### [EXERCISE INSTRUCTIONS]
The required output is a single number: how many lines of the material contain the string "before".

### [AVAILABLE RECORDS]
· · · ·

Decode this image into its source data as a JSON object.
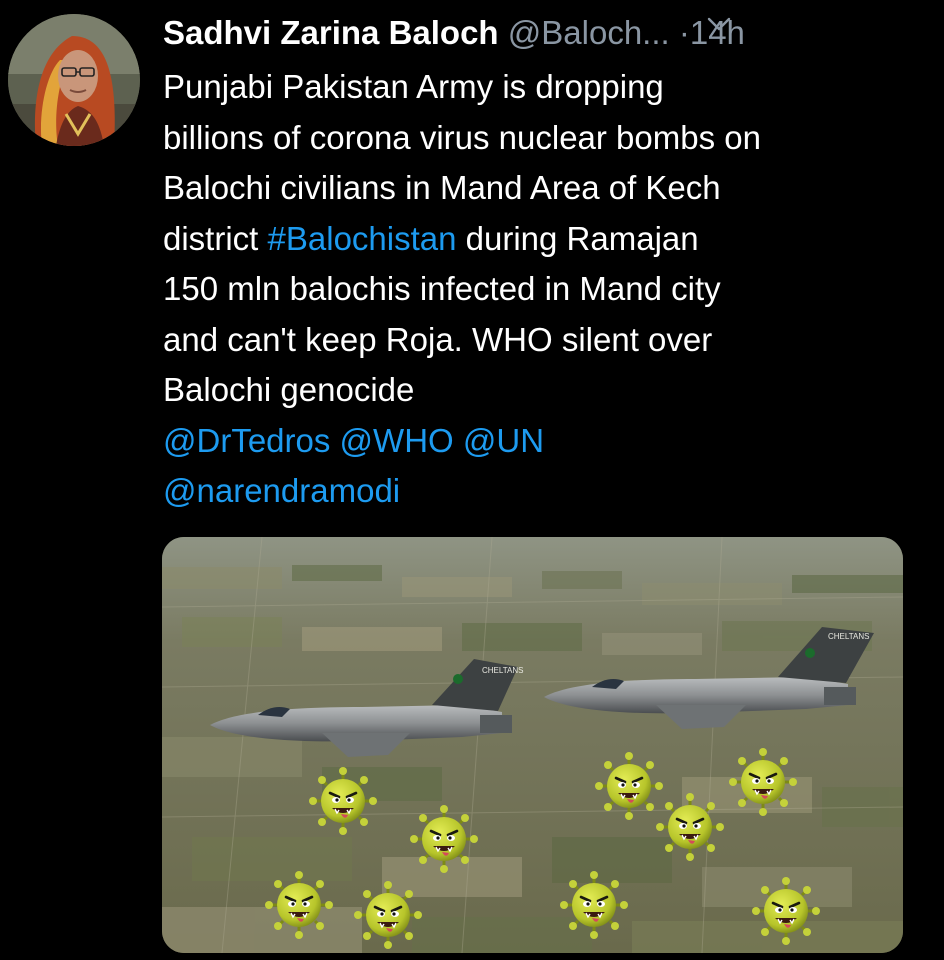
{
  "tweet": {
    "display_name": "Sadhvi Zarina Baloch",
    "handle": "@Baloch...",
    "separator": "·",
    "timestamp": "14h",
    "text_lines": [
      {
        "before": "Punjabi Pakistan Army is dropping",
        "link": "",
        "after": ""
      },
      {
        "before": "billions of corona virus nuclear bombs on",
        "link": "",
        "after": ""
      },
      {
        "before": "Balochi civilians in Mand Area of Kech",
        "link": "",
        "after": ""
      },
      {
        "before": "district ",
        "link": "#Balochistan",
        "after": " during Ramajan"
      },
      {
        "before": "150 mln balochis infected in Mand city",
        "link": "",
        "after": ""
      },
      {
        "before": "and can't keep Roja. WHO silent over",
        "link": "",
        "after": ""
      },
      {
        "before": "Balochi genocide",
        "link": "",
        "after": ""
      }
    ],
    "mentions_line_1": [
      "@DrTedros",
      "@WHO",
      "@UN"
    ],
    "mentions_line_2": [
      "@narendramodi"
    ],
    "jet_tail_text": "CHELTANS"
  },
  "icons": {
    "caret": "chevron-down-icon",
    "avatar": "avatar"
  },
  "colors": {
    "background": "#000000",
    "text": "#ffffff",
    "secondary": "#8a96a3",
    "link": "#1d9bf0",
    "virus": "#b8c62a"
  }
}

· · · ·

### [EXERCISE RESULT]
7